Exercise description: Using the string "Blog" as the key, pull each matching line out of the records below.

Records drawn from a dataset
※ ※ ※
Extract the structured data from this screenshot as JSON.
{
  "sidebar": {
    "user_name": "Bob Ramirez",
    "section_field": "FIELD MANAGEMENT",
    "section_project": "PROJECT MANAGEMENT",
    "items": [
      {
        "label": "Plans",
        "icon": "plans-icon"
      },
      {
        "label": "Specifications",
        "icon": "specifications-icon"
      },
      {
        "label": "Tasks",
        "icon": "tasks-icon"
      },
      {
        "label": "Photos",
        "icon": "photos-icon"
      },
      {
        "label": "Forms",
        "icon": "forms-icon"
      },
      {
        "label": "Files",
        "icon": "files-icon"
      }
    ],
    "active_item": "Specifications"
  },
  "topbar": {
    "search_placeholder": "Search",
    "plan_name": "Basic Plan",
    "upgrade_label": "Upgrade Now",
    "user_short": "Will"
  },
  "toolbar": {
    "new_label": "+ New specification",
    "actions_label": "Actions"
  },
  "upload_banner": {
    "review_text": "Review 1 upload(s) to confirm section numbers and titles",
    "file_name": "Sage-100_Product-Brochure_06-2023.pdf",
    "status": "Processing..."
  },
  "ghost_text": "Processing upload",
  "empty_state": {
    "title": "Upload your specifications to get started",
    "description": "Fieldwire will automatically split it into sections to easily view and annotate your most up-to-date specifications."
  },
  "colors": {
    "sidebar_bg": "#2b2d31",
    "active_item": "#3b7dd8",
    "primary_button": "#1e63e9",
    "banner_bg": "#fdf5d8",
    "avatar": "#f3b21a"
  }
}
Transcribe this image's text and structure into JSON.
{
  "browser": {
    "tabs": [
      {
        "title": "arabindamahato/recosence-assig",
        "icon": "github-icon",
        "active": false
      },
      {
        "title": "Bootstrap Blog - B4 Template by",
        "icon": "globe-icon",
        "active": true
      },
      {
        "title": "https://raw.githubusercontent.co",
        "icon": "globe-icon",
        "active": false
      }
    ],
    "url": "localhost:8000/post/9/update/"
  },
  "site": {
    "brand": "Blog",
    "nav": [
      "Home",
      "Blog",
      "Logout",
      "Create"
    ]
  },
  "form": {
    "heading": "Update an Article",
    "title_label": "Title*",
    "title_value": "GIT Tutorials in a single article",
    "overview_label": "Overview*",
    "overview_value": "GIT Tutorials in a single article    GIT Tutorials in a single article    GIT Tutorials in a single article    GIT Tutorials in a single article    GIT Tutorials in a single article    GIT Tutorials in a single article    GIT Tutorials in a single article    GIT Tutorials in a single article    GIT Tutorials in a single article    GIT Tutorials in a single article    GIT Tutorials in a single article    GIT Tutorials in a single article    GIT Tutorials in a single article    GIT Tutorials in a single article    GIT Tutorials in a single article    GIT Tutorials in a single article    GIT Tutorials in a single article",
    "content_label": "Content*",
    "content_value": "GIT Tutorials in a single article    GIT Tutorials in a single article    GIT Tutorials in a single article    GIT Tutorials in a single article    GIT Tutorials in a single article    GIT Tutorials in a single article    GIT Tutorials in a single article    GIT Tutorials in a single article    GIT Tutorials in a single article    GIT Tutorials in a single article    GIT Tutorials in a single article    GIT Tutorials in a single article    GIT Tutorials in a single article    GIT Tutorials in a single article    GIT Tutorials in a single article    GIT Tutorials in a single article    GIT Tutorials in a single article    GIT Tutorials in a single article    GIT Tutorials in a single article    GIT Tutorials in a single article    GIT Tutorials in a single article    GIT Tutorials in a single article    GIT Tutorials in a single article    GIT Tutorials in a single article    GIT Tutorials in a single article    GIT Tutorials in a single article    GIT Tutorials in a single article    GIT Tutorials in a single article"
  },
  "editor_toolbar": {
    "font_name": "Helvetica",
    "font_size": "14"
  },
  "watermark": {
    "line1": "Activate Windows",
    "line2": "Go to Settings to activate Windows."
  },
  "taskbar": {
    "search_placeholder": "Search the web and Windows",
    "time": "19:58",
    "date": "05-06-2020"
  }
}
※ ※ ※
Exercise solution:
        "title": "Bootstrap Blog - B4 Template by",
    "brand": "Blog",
      "Blog",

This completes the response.